A new report based on the trove of NSA documents leaked to journalists last year by Edward Snowden says the agency's UK counterpart, the GCHQ, spied on German Internet firms, and it provides more information on the NSA's efforts to monitor German Chancellor Angela Merkel.
The report, published in German magazine Der Spiegel, quotes one of the documents as saying that Britain's Government Communications Headquarters sought "development of in-depth knowledge of key satellite IP service providers in Germany," with an eye toward, as the publication puts it, "developing wider knowledge of Internet traffic flowing through Germany."
Those companies included Stellar, which uses ground stations and leased satellite capacity to provide Net and phone service to remote locations such as refugee camps, oil-drilling platforms, and foreign offices of corporations and international organizations.
The GCHQ was not only interested in surveilling Net traffic, it also wanted to, Der Spiegel reports, "identify important customers of the German teleport providers, their technology suppliers as well as future technical trends in their business sector," and the intelligence outfit also targeted company employees, especially engineers, for monitoring.
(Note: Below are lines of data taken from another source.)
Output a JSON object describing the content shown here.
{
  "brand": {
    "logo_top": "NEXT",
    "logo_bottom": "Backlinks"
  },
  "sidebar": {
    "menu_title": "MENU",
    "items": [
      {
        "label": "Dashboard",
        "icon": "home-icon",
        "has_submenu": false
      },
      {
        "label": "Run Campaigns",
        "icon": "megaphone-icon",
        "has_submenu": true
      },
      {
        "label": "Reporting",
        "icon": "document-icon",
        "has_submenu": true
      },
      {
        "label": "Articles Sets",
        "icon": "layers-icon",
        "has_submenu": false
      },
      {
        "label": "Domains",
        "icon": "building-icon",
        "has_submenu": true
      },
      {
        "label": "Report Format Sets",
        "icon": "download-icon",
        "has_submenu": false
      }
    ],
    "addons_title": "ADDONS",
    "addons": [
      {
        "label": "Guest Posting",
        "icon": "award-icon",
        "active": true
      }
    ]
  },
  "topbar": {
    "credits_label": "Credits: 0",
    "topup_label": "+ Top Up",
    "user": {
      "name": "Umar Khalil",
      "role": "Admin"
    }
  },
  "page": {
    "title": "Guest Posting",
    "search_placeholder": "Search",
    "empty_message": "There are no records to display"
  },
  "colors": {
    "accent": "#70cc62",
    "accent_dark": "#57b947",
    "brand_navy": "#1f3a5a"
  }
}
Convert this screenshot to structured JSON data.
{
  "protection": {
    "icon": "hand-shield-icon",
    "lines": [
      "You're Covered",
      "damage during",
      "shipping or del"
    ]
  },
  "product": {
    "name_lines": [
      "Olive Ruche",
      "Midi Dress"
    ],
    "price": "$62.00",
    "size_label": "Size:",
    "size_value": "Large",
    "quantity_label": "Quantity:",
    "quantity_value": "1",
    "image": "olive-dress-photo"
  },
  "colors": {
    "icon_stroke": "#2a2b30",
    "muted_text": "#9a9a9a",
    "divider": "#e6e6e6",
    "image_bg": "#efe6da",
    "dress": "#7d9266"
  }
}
The report also discusses the NSA's "automated machine-driven administration of collected information about high-value targets" and cites one of the Snowden documents as saying that "Nymrod," an automated name-recognition system, generated approximately 300 citations for Merkel.
The documents apparently also include a year-old report by the NSA's Special Sources Operations division -- tasked with securing access to fiber optic cables and other Net backbone structures -- that shows that on March 7, 2013, the US Foreign Intelligence Surveillance Court authorized the NSA to monitor "Germany."
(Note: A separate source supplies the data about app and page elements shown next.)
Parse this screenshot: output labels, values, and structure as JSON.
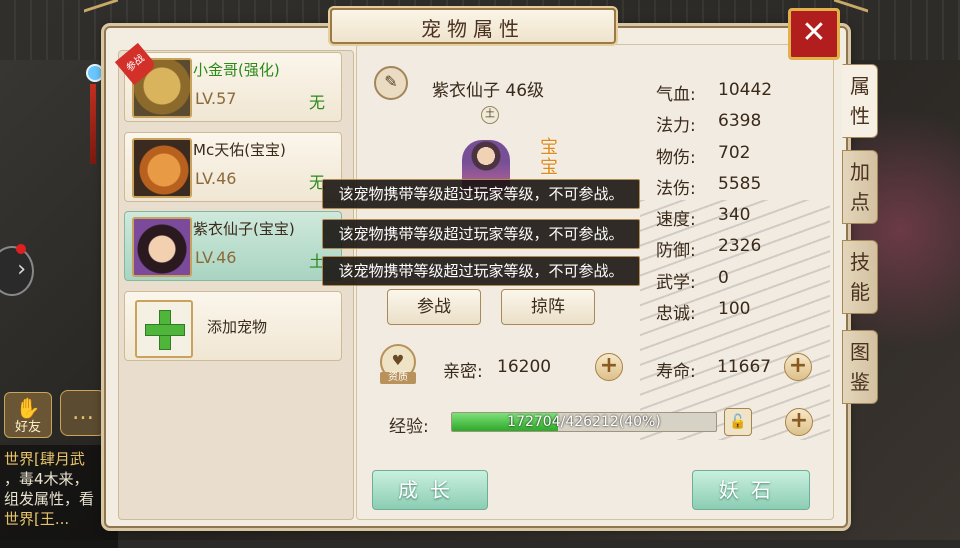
{
  "window": {
    "title": "宠物属性",
    "close_glyph": "✕"
  },
  "pets": [
    {
      "name": "小金哥(强化)",
      "level": "LV.57",
      "element": "无",
      "badge": "参战",
      "selected": false,
      "name_color": "#2a8a1a"
    },
    {
      "name": "Mc天佑(宝宝)",
      "level": "LV.46",
      "element": "无",
      "selected": false,
      "name_color": "#3a2a1a"
    },
    {
      "name": "紫衣仙子(宝宝)",
      "level": "LV.46",
      "element": "土",
      "selected": true,
      "name_color": "#3a2a1a"
    }
  ],
  "add_pet_label": "添加宠物",
  "detail": {
    "name_level": "紫衣仙子 46级",
    "element_badge": "土",
    "status_badge": "宝宝",
    "rename_icon": "pen-icon"
  },
  "stats": [
    {
      "label": "气血:",
      "value": "10442"
    },
    {
      "label": "法力:",
      "value": "6398"
    },
    {
      "label": "物伤:",
      "value": "702"
    },
    {
      "label": "法伤:",
      "value": "5585"
    },
    {
      "label": "速度:",
      "value": "340"
    },
    {
      "label": "防御:",
      "value": "2326"
    },
    {
      "label": "武学:",
      "value": "0"
    },
    {
      "label": "忠诚:",
      "value": "100"
    }
  ],
  "buttons": {
    "fight": "参战",
    "release": "掠阵",
    "grow": "成长",
    "demon_stone": "妖石"
  },
  "intimacy": {
    "label": "亲密:",
    "value": "16200",
    "icon_label": "资质"
  },
  "lifespan": {
    "label": "寿命:",
    "value": "11667"
  },
  "exp": {
    "label": "经验:",
    "text": "172704/426212(40%)",
    "fraction": 0.4
  },
  "tooltips": [
    "该宠物携带等级超过玩家等级，不可参战。",
    "该宠物携带等级超过玩家等级，不可参战。",
    "该宠物携带等级超过玩家等级，不可参战。"
  ],
  "tabs": [
    {
      "label": "属\n性",
      "active": true
    },
    {
      "label": "加\n点",
      "active": false
    },
    {
      "label": "技\n能",
      "active": false
    },
    {
      "label": "图\n鉴",
      "active": false
    }
  ],
  "background": {
    "friend_label": "好友",
    "chat_lines": [
      "世界[肆月武",
      "，毒4木来，",
      "组发属性，看",
      "世界[王..."
    ]
  }
}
The Spiegel report again raises the question of whether the NSA and its partner agencies use their powers to conduct economic espionage (something these agencies deny). It's also potentially another smudge on the overseas reputation (and bottom line) of US companies, which some people worry are beholden to the NSA. And it contributes to pressure on US President Barack Obama to follow through on promises he made during his January 17 NSA reform speech.
In that speech, Obama said that "unless there is a compelling national security purpose -- [the US] will not monitor the communications of heads of state and government of our close friends and allies." He also said a then-newly issued presidential directive makes it clear that NSA programs should not be used for "indiscriminately reviewing the e-mails or phone calls of ordinary people," to "suppress criticism or dissent," or to "provide a competitive advantage to US companies, or US commercial sectors."
After a none-too-subtle game of semantics by the White House last October, regarding potential surveillance of Merkel, anonymous US officials told The Wall Street Journal that the US had, indeed, spied on the German leader but that the program had been stopped.
During a congressional hearing later that month, Director of National Intelligence James Clapper was asked about spying on the heads of foreign governments. He called such monitoring of "leadership intentions" a "hardy perennial" of the intelligence trade and said it was one of the first things he learned in intelligence school back in 1963. He also answered "absolutely" when asked if US allies had spied on the states.